# Calculating new temperature of an object when air temperature changes

I'm trying to calculate the new temperature of an object when the air temperature around it changes, given a period of time.

Basically I get periodic readings from an air temperature sensor in a refrigerator. In some cases these readings are every 5 minutes, in others every 1 minute, so the time between readings is variable.

For each reading I get, I'd like to also calculate the approximate temperature of food at its core; something like a chicken for example (I know that part is vague, but if there is a variable I can tweak then that is fine).

The result should be a "damped" version of the actual air temperature, as obviously any objects will slowly change temperature to eventually meet the air temperature.

Initially there used to be "food simulant" put around the sensor, so the temperature would automatically be damped, but this is no longer the case.

I do not know much about thermodynamics. I'm not sure if I can just add a percentage of the temperature change to the previous damped value, or if I need a calculation based on the last few air temperature readings, or what.

I guess I'm looking for a result a bit like:

10:00 2 degrees (air), 2 degrees (product)
10:05 2.5 degrees (air), 2.1 degrees (product)
10:10 2.5 degrees (air), 2.2 degrees (product)
10:20 2.7 degrees (air), 2.5 degrees (product)


I could do something really cheap like averaging the readings over the last 30 minutes but I don't think that will cut it!

I'd appreciate any help - thanks very much.

• You can't, at least not without knowing the thermal conductivity(aka rate of heat transfer) of the air-object interface and the thermal capacity (aka joules per gram per kelvin) of the object; to get the core temperature you need the heat transfer rate of the solid as well. Aug 27, 2014 at 11:31
• However, with a controlled experiment you can estimate the conductivity: Start with a known air and object temperature, respectively. Then take readings of both at regular intervals. The average change in the temperature difference divided by the time interval yields the conductivity. With Fourier's law you can predict the object's temperature. Aug 27, 2014 at 11:51
• Thanks Carl. It does not have to be perfectly precise. It is for food safety in restaurants (and similar). They just need to roughly know when the temperature of the products have gone out of range. They can't really have separate readings for each food type, so it is based on something like a chicken. I think they even got roughly the same response by putting some "hot melt" on the sensor. So basically, I'm trying to roughly simulate a block of protein in a fridge.
– Mark
Aug 27, 2014 at 11:53
• Thanks Aziraphale. Does the rate of change vary with how near or far it is to the air temperature (not physically, numerically)? Or how long it has been exposed to that temperature?
– Mark
Aug 27, 2014 at 11:55
• Before going to a lot of trouble, you might want to check with the regulatory authorities. If they have a strict procedure to follow, it will not matter how you do your calculation. Aug 16, 2015 at 0:15

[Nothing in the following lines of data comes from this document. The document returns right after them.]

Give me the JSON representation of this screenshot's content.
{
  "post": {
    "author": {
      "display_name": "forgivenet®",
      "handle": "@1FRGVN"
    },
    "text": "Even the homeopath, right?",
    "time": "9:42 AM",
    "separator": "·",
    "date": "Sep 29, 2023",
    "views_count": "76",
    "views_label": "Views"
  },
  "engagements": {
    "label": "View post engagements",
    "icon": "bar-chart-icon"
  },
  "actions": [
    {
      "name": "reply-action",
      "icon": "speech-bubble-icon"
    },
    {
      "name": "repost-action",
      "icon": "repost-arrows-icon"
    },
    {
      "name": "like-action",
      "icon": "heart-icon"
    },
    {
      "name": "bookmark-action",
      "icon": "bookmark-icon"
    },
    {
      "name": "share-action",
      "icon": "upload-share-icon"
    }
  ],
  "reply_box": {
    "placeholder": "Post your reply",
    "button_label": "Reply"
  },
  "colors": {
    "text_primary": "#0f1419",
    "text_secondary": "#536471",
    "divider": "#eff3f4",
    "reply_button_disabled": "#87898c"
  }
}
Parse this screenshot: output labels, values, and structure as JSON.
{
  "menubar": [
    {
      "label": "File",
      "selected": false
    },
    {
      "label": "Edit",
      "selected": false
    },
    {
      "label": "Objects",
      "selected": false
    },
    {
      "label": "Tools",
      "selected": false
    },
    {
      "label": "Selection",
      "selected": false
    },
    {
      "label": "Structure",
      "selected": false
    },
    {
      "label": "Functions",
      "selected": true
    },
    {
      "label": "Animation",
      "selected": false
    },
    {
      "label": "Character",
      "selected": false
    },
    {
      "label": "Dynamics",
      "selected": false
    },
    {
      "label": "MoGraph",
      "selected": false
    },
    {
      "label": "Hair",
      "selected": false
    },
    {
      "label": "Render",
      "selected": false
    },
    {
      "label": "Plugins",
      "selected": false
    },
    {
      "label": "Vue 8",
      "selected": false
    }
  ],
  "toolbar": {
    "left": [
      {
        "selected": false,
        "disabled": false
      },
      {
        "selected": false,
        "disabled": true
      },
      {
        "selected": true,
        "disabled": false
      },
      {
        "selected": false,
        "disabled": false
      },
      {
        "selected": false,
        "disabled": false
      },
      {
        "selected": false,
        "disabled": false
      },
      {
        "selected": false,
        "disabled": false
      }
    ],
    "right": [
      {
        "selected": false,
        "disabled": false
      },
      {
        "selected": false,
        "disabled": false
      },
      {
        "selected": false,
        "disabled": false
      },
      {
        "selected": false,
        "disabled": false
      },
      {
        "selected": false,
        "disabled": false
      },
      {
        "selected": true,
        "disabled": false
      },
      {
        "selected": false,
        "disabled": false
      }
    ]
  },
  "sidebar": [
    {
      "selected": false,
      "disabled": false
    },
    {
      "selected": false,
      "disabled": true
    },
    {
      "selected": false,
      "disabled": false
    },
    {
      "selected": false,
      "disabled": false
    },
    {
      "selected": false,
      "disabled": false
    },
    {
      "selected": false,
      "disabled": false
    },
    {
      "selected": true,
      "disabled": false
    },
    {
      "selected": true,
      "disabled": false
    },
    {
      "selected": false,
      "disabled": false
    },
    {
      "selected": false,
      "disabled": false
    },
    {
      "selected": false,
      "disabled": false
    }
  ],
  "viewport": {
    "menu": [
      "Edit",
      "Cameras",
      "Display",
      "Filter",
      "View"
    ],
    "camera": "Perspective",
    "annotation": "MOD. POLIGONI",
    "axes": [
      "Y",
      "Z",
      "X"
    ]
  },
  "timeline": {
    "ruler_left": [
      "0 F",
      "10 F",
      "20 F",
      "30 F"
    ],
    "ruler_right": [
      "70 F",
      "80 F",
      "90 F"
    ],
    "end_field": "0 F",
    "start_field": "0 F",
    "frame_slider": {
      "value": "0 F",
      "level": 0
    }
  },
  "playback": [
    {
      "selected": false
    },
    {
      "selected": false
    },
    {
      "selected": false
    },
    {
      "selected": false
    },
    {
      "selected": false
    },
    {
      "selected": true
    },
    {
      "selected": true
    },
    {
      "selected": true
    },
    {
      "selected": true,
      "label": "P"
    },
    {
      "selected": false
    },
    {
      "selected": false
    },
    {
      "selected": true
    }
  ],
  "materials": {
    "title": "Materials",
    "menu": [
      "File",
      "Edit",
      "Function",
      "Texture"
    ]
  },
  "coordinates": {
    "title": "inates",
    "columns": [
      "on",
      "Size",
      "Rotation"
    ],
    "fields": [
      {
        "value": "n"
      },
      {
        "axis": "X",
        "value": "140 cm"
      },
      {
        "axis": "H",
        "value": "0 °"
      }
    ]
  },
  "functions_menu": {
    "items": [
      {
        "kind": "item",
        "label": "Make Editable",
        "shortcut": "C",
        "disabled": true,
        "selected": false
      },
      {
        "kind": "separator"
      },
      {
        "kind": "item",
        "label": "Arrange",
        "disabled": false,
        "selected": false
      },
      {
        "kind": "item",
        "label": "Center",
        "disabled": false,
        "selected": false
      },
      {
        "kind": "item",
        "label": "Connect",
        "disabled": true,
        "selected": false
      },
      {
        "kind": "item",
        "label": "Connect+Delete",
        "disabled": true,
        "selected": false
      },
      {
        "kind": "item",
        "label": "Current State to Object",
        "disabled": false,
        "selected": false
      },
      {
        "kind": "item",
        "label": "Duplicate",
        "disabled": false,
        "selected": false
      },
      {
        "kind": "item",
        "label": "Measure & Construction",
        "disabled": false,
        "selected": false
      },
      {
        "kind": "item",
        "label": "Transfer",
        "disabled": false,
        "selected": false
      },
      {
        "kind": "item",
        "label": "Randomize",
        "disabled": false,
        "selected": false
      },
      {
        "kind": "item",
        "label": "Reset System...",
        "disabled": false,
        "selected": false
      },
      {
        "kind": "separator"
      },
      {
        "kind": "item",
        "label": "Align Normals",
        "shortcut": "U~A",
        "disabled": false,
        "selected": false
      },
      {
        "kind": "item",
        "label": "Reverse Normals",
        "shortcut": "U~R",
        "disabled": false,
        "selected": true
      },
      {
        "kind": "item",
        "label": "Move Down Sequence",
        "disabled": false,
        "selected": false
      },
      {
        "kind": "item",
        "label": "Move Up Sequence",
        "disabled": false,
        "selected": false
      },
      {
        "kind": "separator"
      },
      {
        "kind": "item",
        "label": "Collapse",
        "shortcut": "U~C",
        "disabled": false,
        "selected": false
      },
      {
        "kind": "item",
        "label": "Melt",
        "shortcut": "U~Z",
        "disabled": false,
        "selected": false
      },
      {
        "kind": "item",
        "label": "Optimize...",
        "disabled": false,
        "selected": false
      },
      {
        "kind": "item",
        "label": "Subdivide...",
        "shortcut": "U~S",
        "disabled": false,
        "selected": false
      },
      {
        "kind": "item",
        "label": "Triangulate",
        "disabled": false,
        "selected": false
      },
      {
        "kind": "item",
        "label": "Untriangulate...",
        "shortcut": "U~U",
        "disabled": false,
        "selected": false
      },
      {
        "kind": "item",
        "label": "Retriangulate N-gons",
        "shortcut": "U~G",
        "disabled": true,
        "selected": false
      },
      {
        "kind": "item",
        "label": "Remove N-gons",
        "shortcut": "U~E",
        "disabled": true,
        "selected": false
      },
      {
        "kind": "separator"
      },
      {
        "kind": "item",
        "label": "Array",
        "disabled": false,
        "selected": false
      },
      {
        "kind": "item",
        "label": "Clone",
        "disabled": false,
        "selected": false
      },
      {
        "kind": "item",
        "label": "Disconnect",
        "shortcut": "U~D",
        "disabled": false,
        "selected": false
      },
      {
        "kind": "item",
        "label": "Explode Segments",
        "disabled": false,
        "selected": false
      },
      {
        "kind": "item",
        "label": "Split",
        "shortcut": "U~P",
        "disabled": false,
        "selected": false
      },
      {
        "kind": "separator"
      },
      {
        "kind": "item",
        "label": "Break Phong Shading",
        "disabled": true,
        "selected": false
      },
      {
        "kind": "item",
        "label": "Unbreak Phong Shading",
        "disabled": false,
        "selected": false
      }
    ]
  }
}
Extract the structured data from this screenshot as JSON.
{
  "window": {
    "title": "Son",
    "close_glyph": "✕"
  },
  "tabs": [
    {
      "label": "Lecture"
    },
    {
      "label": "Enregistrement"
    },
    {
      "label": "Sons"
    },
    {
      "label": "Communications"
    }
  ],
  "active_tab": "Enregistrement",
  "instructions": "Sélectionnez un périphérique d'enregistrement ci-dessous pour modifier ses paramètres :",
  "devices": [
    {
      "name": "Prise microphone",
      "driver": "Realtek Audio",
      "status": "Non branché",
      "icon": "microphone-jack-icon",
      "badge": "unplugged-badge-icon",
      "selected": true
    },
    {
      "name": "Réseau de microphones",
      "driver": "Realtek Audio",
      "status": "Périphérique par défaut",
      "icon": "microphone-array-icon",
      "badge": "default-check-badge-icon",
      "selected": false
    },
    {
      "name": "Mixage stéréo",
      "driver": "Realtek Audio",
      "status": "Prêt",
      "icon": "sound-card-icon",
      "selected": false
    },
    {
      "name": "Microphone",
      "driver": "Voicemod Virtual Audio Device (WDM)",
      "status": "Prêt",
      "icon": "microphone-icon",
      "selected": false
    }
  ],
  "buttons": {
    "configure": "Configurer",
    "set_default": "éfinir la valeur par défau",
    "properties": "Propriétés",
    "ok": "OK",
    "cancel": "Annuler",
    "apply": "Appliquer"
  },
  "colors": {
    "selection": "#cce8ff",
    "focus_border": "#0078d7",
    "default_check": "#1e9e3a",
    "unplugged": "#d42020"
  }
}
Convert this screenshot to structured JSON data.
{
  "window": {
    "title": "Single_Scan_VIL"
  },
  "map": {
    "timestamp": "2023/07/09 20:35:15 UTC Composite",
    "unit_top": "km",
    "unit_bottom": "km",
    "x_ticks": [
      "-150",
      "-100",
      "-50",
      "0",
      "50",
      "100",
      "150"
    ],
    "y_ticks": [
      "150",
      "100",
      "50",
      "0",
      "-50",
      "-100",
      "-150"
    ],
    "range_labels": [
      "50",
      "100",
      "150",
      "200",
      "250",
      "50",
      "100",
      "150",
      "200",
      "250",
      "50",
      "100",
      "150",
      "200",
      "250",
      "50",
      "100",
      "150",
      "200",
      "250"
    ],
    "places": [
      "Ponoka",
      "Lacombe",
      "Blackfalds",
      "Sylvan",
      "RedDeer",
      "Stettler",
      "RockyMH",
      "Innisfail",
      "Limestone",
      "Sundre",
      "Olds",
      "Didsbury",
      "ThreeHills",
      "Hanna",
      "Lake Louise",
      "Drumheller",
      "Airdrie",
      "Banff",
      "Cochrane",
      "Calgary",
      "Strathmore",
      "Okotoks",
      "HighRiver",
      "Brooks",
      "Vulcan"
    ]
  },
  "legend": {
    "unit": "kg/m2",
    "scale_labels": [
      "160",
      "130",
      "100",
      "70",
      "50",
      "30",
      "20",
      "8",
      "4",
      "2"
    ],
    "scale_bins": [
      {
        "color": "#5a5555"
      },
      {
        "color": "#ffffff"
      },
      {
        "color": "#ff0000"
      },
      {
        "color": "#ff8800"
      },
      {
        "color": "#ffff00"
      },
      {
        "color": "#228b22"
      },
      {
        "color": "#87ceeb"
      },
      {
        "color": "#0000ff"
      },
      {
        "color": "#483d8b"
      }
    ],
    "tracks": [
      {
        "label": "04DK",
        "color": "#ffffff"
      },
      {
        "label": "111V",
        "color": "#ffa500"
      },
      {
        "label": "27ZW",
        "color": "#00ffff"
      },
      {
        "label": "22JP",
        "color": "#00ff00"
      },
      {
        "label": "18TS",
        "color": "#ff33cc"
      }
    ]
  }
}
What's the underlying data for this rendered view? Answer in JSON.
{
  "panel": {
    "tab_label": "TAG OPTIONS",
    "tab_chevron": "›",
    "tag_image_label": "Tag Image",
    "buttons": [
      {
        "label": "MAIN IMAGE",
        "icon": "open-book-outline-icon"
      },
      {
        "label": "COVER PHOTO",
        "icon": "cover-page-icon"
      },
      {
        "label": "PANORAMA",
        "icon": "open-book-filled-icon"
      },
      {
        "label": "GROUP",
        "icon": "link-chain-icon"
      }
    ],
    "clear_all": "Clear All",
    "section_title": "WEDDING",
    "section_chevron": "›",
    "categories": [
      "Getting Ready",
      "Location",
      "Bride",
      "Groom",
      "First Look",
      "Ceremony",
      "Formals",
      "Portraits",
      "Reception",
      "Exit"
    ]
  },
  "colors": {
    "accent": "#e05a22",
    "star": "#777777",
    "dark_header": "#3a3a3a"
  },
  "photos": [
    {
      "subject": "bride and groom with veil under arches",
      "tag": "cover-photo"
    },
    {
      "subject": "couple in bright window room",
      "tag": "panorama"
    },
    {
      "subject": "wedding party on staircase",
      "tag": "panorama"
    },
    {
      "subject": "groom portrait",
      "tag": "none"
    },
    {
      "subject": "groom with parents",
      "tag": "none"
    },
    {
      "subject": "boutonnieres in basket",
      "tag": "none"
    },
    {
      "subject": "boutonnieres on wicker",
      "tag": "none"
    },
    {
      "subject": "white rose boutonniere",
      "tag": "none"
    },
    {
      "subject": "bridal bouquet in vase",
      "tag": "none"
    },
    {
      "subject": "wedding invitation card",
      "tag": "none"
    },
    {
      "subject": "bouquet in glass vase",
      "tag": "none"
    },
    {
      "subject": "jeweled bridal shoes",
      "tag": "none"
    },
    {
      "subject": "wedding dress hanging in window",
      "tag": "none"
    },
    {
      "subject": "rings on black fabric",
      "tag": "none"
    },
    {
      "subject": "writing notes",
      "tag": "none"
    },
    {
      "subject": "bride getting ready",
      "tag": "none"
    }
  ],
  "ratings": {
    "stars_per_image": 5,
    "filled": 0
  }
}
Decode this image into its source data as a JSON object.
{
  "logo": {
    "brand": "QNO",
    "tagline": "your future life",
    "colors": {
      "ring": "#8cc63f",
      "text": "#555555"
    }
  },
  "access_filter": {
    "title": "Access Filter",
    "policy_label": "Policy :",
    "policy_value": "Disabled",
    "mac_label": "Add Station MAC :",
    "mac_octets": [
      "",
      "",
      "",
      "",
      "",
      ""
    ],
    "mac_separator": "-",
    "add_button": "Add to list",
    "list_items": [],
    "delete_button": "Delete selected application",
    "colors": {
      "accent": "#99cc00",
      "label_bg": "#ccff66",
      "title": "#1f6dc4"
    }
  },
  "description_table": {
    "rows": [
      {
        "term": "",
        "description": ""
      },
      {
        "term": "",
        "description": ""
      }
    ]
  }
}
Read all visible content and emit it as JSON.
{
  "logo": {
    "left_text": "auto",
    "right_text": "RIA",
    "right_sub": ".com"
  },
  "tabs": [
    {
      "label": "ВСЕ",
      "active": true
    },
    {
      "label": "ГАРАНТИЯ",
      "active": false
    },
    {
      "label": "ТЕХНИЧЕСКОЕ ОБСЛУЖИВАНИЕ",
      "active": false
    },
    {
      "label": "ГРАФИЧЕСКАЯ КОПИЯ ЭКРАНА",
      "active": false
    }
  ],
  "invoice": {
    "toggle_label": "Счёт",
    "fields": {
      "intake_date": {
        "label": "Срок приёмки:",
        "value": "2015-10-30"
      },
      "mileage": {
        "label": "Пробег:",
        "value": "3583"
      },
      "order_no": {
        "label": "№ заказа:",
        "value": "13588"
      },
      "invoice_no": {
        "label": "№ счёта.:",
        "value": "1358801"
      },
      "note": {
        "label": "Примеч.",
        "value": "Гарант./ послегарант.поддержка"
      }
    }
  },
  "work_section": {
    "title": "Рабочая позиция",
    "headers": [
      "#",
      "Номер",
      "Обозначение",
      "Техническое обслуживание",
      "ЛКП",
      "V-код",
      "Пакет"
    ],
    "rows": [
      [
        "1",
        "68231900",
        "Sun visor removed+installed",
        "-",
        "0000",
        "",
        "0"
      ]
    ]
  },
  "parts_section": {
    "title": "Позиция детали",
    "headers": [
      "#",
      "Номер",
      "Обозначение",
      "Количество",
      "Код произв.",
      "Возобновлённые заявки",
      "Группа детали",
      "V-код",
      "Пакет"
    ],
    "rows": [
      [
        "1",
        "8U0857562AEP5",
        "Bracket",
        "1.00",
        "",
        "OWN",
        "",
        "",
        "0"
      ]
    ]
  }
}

The method of modelling the chicken as a sphere, as mentioned on your other forum, might work something like this. Model the chicken as a sphere and use the heat equation, treating the surface as your boundary. The way to do this is discussed here. To obtain an approximate thermal diffusivity for a chicken you could use the equations you discovered above, which look like they are dependent on temperature only. This translates into the thermal diffusivity via:

$$\alpha = \frac{k}{\rho c_p}$$

where $k$ is the thermal conductivity, $\rho$ is the density of the chicken, and $c_p$ is the specific heat capacity, which can be found for a number of different meats here.

Even if this method doesn't sound quite like what you're looking for, you may still find using the heat equation in some way useful. It's often used for measuring heat and temperature changes in objects.

If the issue is the temperature of food (and the resultant rate of growth of bacteria), modeling a chicken as a sphere seems to be a bad idea because a chicken has plenty of parts sticking out. And unless the only bacteria on the chicken are in the chicken's center, tracking/predicting only the core temperature also seems a bad idea. The skin and the parts that stick out will warm up first, and will grow bacteria if they get warm enough even if the core of the chicken is frozen solid.

As pointed out in earlier comments and answers, every substance will have its own thermal conductivity. Moreover, the transition from frozen to unfrozen involves heat of fusion (e.g., an ice/water can stay at precisely 0 degrees C as heat flows out of it and the ratio of water to ice changes); and the effective heat of fusion of different foods will be different.

It will be very difficult (probably impossible) to come up with a single formula that covers all kinds of foods. An alternative approach might be to select samples of specific types of foods, insert small thermosensors into the samples at various depths & locations, and run the ambient temperature through its paces while you monitor the temperatures reported by the thermosensors.